------ Input records ------
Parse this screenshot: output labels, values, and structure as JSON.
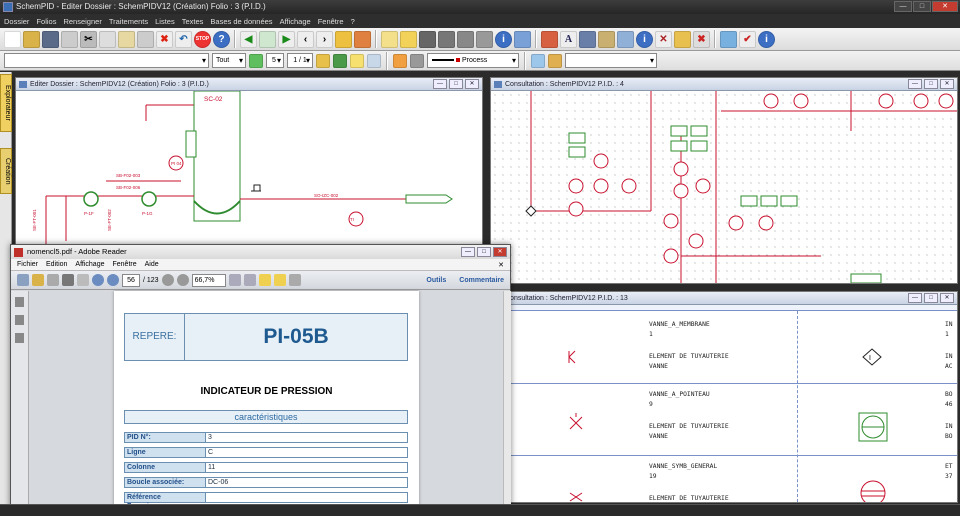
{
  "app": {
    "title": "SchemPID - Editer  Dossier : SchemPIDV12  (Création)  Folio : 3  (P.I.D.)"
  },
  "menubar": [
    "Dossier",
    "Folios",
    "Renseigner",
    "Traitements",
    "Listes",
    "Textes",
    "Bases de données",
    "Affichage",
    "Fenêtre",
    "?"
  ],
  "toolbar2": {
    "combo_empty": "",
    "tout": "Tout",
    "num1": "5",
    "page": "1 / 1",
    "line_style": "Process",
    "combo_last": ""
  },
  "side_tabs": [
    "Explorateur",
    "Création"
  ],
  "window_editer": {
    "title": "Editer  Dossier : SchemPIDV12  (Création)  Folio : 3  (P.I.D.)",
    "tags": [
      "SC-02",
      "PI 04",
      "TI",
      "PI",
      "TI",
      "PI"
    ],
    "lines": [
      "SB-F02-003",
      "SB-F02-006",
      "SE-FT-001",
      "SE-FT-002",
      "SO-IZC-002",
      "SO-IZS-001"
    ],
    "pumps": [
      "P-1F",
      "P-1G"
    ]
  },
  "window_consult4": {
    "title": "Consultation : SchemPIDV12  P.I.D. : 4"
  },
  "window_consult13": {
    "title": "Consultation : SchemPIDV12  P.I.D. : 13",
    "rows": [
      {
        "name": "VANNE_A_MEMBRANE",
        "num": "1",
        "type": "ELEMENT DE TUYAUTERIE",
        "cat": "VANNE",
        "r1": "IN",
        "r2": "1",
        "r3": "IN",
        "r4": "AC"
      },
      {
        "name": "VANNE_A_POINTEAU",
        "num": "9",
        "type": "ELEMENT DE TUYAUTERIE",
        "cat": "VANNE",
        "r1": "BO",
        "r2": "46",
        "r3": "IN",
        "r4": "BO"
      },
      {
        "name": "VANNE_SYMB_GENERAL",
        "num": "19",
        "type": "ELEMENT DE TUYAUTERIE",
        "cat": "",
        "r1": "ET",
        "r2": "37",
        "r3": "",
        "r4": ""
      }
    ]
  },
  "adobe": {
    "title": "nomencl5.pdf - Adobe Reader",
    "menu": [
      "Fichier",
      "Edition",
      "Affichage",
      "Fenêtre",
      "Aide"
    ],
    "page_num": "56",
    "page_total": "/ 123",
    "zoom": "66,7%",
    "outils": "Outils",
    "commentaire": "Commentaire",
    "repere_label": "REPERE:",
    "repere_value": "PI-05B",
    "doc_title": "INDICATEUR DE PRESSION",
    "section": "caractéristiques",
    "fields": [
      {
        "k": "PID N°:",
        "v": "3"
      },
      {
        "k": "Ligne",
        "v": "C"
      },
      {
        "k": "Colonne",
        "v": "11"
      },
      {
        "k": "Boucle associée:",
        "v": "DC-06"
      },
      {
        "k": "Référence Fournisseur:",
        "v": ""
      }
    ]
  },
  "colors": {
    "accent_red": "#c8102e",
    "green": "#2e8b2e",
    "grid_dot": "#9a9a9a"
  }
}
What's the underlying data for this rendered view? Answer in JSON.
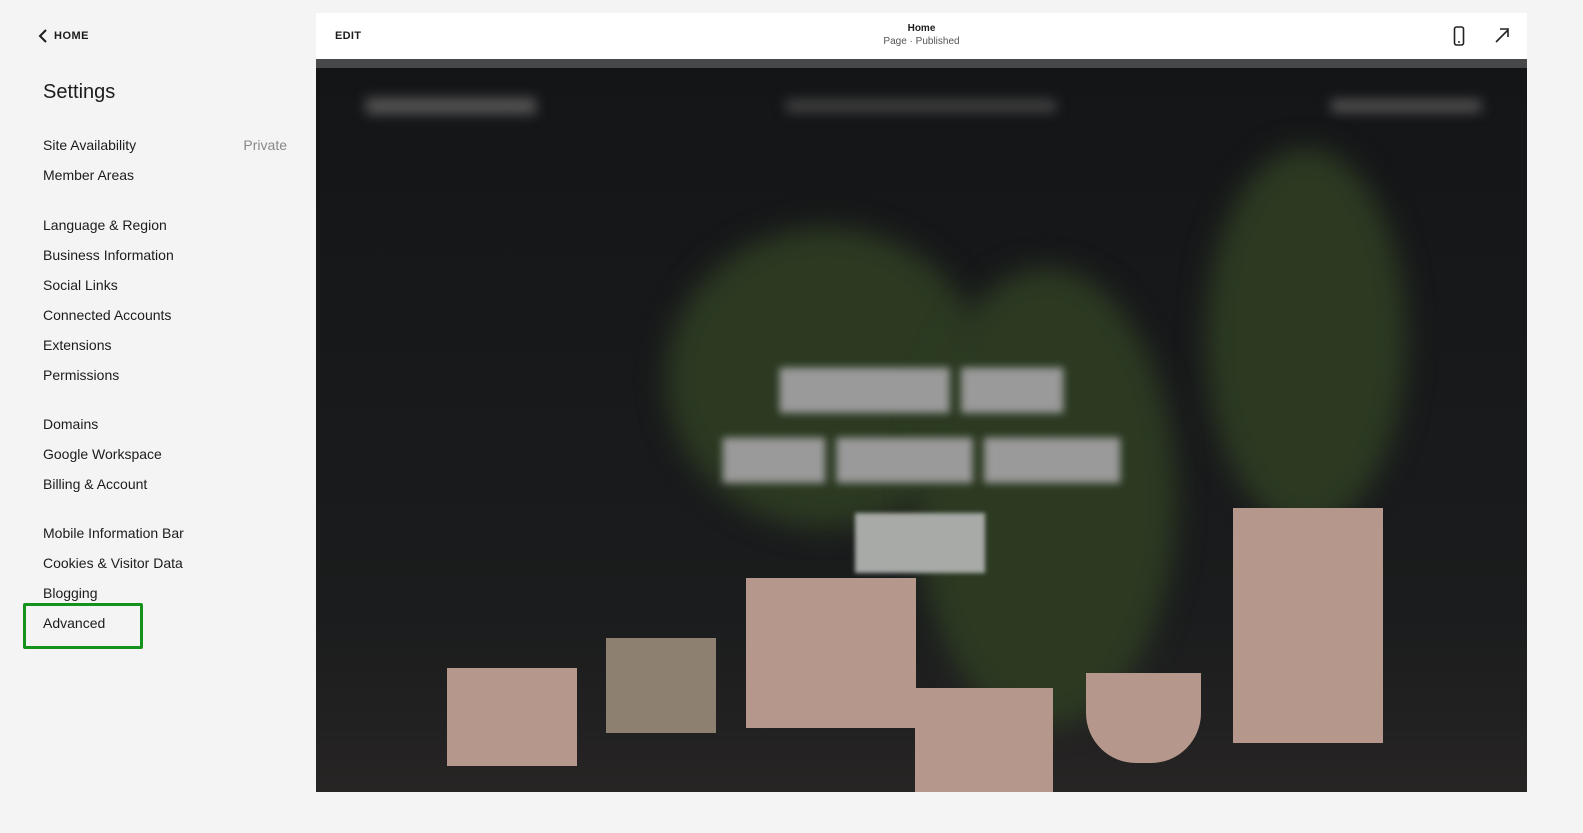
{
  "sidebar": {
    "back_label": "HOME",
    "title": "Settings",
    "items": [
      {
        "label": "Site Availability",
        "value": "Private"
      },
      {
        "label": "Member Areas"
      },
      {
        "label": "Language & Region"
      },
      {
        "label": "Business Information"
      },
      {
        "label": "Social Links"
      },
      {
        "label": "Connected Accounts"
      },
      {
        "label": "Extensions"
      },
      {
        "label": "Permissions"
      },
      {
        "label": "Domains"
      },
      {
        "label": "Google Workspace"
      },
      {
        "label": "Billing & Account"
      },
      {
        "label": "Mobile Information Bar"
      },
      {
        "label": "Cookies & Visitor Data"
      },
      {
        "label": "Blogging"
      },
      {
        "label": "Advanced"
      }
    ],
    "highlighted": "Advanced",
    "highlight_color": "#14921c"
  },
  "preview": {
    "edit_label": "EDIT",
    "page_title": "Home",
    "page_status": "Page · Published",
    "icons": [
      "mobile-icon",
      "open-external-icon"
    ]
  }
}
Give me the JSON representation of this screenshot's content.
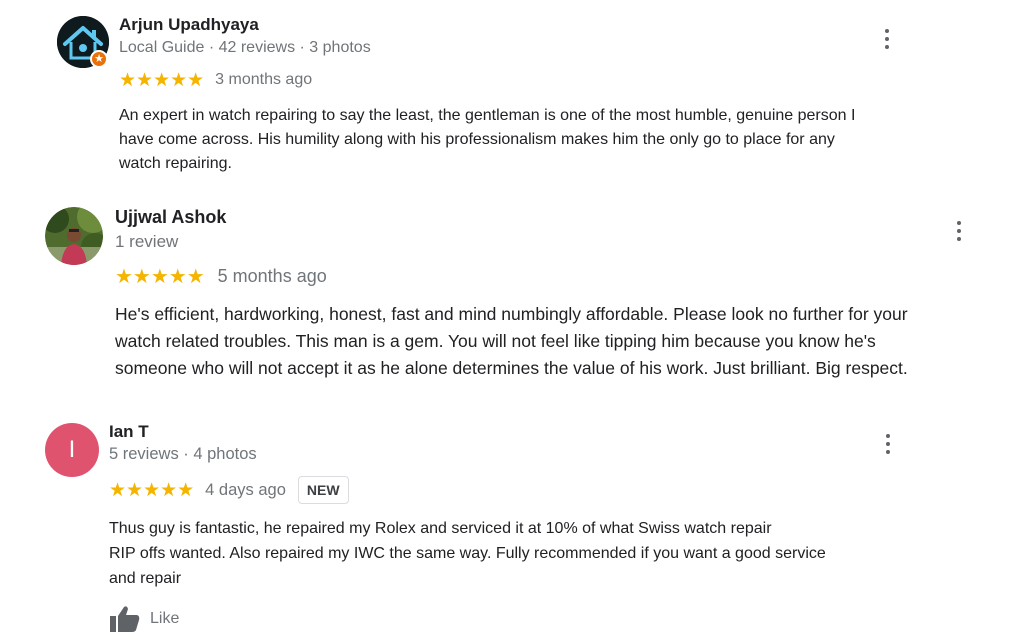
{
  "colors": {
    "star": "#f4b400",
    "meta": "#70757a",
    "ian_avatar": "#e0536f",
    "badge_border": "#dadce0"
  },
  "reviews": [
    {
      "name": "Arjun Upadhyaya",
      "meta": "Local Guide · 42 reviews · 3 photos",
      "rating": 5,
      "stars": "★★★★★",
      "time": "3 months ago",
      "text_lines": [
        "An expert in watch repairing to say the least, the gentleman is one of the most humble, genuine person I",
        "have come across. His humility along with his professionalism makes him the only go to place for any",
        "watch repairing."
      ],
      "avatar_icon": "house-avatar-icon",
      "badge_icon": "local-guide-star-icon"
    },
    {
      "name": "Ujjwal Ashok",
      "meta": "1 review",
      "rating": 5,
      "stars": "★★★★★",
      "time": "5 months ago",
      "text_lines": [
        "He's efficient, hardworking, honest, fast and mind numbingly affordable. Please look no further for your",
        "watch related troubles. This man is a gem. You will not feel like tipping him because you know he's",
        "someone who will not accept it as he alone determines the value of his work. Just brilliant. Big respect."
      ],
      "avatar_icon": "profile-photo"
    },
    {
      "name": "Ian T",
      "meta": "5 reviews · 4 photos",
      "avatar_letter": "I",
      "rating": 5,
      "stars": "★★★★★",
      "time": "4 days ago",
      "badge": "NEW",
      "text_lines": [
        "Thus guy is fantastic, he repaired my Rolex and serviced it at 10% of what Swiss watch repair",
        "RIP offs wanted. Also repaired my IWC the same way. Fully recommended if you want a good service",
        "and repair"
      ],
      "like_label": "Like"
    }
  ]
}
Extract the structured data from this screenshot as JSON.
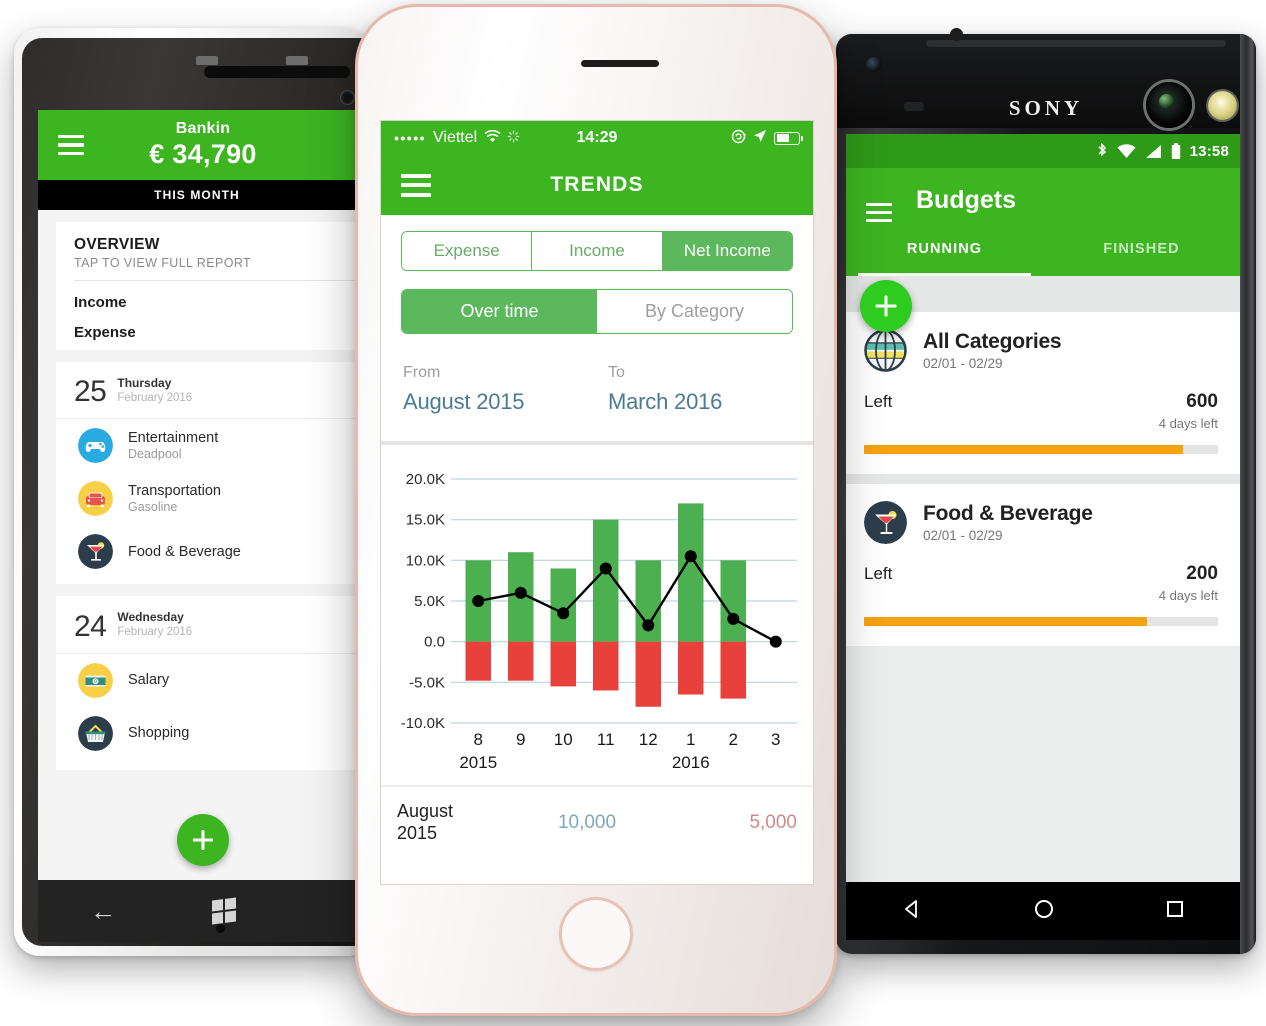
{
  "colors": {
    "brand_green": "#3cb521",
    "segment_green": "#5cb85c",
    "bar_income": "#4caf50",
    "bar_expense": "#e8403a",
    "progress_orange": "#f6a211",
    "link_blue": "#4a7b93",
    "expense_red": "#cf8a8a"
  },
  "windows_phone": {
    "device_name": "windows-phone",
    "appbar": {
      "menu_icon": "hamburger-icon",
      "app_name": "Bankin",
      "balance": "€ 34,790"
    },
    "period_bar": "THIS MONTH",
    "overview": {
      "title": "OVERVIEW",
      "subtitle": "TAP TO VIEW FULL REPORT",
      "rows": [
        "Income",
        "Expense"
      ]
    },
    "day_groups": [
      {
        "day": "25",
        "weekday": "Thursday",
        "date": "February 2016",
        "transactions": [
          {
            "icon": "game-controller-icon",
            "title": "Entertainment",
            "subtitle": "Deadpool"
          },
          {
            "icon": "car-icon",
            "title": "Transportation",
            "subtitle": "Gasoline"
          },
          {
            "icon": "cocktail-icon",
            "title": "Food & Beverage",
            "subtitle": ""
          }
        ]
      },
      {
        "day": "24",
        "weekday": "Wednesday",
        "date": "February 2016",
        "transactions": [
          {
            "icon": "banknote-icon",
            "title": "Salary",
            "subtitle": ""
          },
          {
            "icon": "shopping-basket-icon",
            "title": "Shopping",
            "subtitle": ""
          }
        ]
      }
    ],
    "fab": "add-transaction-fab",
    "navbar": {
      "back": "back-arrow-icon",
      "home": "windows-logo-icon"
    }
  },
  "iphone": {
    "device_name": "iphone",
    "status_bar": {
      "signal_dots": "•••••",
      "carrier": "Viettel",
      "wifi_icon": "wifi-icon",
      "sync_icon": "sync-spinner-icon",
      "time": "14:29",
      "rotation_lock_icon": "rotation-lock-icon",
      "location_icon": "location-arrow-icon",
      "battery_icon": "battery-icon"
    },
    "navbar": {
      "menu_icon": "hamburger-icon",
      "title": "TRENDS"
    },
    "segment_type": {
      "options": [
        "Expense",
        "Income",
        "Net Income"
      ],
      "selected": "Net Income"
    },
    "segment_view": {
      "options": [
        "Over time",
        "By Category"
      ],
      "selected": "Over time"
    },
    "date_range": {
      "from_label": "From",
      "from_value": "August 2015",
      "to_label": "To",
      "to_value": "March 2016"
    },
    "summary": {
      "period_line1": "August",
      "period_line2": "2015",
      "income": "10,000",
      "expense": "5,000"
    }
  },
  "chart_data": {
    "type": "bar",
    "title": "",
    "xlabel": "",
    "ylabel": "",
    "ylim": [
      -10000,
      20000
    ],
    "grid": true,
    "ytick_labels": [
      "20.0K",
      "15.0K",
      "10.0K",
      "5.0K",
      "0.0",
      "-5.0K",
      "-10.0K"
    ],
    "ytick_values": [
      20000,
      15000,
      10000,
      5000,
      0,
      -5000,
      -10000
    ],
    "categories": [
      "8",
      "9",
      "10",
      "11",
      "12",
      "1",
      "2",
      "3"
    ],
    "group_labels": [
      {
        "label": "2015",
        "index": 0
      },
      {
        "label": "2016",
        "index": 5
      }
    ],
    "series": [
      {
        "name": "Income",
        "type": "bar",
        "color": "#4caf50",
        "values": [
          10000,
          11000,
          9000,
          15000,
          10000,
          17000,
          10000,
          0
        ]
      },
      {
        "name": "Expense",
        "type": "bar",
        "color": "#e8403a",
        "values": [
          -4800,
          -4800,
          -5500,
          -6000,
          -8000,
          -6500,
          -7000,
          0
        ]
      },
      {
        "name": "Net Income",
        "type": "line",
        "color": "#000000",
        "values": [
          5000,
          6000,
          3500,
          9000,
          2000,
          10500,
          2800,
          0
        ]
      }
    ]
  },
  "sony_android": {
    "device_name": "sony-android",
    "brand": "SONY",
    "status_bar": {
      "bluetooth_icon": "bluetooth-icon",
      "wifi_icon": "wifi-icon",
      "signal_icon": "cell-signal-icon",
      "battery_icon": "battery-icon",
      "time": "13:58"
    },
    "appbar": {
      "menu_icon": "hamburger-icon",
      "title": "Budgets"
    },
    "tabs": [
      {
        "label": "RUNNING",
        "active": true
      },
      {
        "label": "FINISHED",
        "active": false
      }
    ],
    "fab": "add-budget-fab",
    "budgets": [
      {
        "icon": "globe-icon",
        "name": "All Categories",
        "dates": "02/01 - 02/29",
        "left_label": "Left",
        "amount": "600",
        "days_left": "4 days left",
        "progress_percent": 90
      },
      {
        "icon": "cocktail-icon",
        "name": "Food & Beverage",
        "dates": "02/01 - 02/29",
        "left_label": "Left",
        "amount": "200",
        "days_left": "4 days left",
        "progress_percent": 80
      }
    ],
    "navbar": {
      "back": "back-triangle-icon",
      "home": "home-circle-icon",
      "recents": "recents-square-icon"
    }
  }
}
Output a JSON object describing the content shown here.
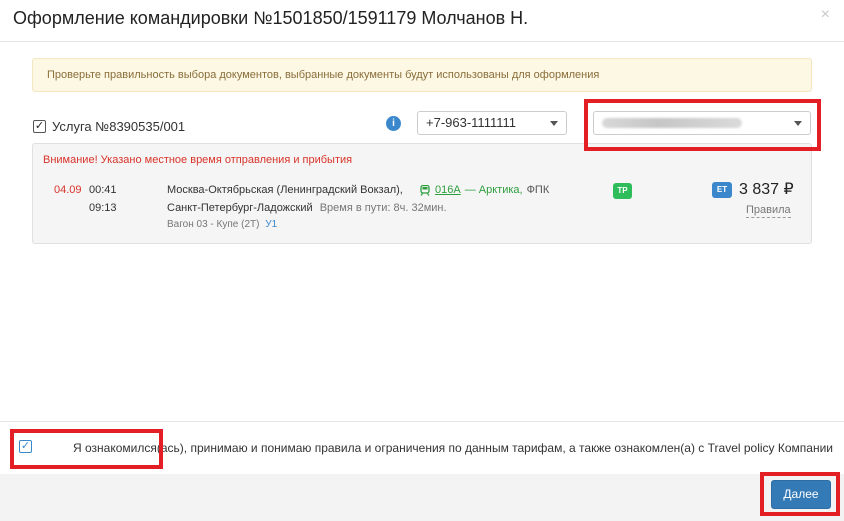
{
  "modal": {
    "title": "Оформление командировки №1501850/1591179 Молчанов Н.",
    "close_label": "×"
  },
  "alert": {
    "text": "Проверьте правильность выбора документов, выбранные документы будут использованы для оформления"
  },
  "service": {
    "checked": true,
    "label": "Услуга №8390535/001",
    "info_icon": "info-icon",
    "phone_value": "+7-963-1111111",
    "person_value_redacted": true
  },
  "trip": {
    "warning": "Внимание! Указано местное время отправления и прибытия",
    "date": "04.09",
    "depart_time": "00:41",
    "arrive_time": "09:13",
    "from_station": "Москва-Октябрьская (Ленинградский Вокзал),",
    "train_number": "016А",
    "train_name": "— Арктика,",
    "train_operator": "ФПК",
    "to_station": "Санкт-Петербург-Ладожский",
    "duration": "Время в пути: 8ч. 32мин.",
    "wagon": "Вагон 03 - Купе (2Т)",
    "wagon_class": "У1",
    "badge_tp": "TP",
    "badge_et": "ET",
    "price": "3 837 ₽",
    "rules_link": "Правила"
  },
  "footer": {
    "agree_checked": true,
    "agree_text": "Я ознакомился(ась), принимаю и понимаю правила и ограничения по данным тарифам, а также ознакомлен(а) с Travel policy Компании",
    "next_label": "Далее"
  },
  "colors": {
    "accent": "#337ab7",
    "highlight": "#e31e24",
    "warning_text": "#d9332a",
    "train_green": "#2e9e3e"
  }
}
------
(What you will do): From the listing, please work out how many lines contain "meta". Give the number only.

(Answer box): 4